What is attachment parenting ?
Specific types of attachement is proven to shape a child's brain; moreso, improve mental health from childhood, adolescence and adulthood.
According to psychologist, John Bowlby (1969); his theory was divided into 4 different styles of attachment :
- Secure – Formed when a caregiver responds consistently with care and comfort. This infant responds with delight when they see their caregiver.
- Avoidant – Formed when a caregiver often ignores a distressed infant. This child is less likely to seek comfort from their caregiver.
- Ambivalent – Formed when a caregiver responds with comfort in some instances, but also responds with annoyance in others. This infant’s reactions to their caregiver are equally inconsistent.
- Disorganized – Formed when a caregiver neglects an infant. This child avoids interactions with others and is fearful. Their behavior won’t change whether their caregiver is there or not.
What do we strive for as parents ? Secure
Positive parenting has elements of the secure attachment (also known as autonomous) style and this kind of interaction with your child is important part of developing socio-emotional skills. Uplifting and realistic comments such as "If I work hard and try my best, I will succeed" is part of the process of a secure relationship between you and your child. Being their cheerleader at times when they need it the most is vital. Appreciating their opinions and listening to them is very beneficial to yourself and them as they learn how to cope with difficult situations (this can be known as emotional regulation). Affirmations are an integral part of growing up in a household filled with love, support, communication. The child will have a better outlook on life and the world in a much healthier way. They will be clear on what they would like to do in the future because they were heard. This is usually due to the boundaries set from infancy to childhood which must always have a smooth transition depending on your child's social needs.
Boundaries in the secure attachment

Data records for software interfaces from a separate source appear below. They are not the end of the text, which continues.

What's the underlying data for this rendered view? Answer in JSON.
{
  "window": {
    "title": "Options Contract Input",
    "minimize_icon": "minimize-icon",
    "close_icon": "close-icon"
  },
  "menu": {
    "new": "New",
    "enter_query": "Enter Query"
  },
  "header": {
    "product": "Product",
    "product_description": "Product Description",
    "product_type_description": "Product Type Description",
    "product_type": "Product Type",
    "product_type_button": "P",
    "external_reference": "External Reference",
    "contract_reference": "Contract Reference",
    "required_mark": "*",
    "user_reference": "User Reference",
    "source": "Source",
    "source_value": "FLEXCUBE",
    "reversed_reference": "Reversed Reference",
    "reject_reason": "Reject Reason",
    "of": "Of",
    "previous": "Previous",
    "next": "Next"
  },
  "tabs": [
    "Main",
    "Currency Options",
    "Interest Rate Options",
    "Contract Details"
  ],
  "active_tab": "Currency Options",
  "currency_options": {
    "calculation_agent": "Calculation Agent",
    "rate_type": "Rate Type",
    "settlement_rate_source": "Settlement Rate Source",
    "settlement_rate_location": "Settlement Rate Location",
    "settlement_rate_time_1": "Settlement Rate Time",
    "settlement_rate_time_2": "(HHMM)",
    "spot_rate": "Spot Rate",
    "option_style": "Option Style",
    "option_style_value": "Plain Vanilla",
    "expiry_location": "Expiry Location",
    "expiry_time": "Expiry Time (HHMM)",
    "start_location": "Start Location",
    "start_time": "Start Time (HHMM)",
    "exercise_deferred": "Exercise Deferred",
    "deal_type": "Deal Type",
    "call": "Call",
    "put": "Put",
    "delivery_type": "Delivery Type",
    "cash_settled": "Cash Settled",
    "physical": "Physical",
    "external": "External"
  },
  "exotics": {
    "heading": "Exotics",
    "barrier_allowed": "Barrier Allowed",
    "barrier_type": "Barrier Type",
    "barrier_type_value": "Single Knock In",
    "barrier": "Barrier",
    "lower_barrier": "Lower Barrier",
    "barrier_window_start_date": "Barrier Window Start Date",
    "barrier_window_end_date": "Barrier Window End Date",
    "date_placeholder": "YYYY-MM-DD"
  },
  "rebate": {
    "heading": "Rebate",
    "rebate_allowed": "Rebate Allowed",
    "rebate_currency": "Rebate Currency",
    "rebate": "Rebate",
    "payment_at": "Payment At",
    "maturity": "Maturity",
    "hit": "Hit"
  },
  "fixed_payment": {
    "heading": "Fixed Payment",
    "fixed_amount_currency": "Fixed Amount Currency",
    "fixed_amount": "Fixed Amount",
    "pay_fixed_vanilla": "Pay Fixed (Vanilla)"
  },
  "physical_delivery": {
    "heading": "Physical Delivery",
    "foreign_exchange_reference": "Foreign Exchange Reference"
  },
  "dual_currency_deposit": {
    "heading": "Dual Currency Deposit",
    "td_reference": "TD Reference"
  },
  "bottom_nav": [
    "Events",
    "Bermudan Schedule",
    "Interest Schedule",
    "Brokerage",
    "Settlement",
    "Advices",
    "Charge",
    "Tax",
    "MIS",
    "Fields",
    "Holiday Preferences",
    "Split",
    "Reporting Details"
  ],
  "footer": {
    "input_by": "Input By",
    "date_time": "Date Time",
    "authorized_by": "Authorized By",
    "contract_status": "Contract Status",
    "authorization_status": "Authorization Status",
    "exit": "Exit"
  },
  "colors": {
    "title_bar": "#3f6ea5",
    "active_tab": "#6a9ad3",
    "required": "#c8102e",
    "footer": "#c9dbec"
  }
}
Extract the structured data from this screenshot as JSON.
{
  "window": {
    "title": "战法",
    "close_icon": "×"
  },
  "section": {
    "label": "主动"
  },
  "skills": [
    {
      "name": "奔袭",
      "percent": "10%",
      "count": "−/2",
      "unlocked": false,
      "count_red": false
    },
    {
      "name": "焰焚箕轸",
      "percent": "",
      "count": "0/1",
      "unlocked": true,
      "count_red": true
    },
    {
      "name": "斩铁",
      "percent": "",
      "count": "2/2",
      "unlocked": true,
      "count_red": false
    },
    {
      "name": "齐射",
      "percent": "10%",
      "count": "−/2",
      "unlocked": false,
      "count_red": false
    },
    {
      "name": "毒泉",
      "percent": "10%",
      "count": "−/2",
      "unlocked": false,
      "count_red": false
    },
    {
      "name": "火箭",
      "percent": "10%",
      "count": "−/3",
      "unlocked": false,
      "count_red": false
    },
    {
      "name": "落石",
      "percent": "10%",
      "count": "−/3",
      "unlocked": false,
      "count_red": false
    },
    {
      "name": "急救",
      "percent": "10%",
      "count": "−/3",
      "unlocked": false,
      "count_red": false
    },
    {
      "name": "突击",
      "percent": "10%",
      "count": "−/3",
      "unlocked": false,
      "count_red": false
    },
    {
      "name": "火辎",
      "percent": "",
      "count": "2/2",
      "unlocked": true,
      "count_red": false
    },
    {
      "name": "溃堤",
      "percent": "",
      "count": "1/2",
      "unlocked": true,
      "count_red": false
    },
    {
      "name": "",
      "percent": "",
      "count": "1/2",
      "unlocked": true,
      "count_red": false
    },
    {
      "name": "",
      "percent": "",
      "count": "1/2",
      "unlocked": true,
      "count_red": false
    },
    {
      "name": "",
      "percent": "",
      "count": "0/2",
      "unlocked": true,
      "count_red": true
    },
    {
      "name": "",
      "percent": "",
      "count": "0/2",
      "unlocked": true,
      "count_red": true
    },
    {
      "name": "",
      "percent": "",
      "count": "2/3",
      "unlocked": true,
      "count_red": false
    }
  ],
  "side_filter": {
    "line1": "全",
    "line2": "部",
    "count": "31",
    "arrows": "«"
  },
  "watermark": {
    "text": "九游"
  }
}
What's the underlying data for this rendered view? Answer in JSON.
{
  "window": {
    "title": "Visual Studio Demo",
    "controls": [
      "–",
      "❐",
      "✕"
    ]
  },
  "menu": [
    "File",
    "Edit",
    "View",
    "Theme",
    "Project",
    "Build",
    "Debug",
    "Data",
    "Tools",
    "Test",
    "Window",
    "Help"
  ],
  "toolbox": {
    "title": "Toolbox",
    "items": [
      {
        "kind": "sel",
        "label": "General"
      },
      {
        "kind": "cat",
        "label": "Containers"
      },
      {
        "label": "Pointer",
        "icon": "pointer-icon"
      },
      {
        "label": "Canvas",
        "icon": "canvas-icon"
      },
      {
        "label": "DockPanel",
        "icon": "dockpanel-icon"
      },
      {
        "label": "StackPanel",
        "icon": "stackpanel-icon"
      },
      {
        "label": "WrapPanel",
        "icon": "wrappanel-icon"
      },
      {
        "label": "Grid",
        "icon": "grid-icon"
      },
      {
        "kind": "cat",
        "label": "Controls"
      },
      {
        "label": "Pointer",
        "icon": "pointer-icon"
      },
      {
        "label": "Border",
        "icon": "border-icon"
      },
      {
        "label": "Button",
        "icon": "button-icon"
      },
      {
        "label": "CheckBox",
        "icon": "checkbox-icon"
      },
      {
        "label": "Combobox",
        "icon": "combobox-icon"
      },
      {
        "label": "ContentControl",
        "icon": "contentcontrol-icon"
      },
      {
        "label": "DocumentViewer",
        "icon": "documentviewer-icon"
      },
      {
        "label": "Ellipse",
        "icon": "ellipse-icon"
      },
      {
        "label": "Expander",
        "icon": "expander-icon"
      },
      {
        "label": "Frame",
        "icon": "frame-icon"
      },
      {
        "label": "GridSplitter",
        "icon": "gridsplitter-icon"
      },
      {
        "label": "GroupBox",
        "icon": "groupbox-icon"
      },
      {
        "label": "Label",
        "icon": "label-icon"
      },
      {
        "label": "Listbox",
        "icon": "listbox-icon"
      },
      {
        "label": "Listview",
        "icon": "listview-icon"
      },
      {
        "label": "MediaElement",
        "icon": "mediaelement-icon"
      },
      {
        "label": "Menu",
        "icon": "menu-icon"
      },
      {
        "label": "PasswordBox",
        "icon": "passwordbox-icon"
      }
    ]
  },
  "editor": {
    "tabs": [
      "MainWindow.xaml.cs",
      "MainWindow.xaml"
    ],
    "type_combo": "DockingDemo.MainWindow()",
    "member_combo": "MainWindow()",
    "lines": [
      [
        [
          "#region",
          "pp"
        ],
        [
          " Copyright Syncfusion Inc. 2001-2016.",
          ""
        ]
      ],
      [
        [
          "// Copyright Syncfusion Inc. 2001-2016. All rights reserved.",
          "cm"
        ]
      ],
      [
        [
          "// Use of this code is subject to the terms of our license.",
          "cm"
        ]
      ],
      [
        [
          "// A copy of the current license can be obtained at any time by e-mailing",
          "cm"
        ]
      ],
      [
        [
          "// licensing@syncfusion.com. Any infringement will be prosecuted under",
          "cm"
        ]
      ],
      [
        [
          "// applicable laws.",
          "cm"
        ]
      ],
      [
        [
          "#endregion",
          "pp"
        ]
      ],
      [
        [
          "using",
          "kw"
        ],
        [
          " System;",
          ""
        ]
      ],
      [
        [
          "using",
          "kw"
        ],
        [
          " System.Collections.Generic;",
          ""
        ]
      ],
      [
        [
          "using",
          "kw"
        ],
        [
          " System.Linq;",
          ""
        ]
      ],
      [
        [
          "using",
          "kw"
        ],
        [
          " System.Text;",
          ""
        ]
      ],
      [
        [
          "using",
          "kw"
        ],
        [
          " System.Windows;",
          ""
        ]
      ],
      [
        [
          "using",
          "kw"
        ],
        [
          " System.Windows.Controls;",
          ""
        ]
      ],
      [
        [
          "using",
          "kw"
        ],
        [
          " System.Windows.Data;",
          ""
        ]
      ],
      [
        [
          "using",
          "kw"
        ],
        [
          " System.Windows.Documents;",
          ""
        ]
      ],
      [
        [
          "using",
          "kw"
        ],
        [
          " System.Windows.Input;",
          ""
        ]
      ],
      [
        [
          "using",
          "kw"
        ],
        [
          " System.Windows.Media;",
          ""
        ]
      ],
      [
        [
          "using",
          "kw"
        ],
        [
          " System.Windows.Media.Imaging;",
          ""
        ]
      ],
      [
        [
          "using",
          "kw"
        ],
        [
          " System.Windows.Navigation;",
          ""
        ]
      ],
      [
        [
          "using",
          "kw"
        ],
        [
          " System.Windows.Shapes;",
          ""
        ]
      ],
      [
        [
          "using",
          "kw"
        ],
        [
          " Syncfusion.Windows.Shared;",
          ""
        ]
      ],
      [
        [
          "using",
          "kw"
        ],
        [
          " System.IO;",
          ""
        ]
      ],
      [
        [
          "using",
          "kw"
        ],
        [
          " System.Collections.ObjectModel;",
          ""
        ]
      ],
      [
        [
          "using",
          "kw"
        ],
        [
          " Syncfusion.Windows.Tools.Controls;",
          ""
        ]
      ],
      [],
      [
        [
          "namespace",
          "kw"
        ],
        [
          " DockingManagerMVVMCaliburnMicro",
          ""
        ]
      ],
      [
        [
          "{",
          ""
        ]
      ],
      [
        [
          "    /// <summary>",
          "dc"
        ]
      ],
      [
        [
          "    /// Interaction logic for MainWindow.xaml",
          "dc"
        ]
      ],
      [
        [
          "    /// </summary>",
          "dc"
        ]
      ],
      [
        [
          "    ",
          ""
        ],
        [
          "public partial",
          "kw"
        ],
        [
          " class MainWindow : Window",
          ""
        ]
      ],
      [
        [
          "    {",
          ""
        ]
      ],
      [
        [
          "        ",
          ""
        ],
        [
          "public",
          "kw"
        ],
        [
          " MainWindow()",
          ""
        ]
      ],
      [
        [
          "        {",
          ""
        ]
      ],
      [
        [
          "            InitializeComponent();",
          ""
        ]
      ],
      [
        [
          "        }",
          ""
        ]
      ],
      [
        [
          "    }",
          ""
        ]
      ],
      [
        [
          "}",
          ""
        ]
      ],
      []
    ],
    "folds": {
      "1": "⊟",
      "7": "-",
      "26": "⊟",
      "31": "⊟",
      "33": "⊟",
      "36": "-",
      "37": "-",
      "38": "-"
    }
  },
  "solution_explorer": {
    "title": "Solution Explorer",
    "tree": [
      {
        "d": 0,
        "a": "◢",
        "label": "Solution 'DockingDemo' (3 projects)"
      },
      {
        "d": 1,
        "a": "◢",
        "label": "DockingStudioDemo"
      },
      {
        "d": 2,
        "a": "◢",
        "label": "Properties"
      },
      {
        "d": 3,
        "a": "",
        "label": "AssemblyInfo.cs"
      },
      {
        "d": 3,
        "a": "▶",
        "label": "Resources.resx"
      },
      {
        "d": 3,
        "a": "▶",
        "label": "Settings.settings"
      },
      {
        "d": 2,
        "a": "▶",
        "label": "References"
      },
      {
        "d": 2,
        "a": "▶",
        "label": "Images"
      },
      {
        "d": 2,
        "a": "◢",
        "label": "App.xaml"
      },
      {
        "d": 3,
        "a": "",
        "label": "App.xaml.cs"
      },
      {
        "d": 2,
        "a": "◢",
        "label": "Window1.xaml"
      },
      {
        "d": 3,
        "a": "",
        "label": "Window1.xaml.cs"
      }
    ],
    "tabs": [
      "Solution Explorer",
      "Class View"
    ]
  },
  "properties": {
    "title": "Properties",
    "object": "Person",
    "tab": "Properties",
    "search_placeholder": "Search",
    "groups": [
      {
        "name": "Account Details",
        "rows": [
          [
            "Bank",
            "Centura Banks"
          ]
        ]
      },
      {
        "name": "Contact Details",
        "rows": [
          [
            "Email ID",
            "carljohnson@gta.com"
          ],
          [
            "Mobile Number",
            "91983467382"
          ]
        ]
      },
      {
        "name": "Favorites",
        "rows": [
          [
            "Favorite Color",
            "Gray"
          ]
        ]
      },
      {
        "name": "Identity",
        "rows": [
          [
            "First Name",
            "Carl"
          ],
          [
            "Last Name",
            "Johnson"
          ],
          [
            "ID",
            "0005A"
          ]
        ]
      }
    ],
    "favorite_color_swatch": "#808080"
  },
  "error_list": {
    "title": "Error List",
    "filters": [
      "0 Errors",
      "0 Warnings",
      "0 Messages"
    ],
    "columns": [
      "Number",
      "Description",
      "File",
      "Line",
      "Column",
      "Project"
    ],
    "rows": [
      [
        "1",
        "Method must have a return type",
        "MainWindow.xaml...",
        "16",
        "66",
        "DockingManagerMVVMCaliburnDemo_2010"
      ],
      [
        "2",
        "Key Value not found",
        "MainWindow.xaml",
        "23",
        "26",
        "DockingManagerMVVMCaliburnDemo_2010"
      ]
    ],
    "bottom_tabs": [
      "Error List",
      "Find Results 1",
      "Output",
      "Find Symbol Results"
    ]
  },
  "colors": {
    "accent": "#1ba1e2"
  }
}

Critically, there are ways in which you can be positive while also paying attention to how you saw with what you say. Being careful with the helicopter parenting rule (to never hover so much until this attachment becomes unhealthy : insecure). Hovering is not what you want as it means that whenever your child needs you, you're always there. This can be good for the earlier stages in your child's life however, there must be an understanding that they can walk on their own and master the ability to regulate their emotions when dealing with confrontation or conflict. Throughout their early and later school years (aged 7-11) and (aged 12-16), this must be taught and monitored.
What can I do to be consistent?
Coaching them about self-confidence and humility might seem like a losing battle and with its challenges, this is apart of living. Setting a standard about how they treat others is also something to be mindful of and as stated before, this is from what they witness at home. Children's brain function from their visual memory are like sponges therefore, wherever you see an opportunity for them to learn from you, make sure, it is positive with a challenge. There is a beautiful balance when you show your child how YOU are able to cope with negative and/or positive life events. Avoiding the terms that are aggresively negative such as "deal with this loss, you need to work harder" because this is not going to help them understand what they can do to make themselves be better at something. In addition, this will not support their need to know how to be better. When having a conversation about losing, for instance, you must not use their loss as a trigger point meaning that their loss isn't meant to be the centre of attention; this causes embarrassment and fear. What can help them adapt in the world is to show them how to see things through and deal with things more appropriately; it is better to guide and counsel your child about the hows not the whats. This is highly impactful on how your child is able to verbalise (pinpoint) their feelings to others.
Key point to remember :
Dont be ashamed to do referrals for behavioural impacts on their schooling or family relationships
List of professionals that can help break down the barriers in your relationships (child/parent)
-Cognitive Behavioural Therapists
- Child developmental specalists
- Speech and Language therapists
HI there! I have been working with families for over 15 years and have a resume that consists of various amounts of experiences. I have had great success with babies from 6 months old to young adults aged 21. Notably, these include working closely with parents, teachers, therapists in and out from schools to homes to enable the support necessary for children, young people and family members.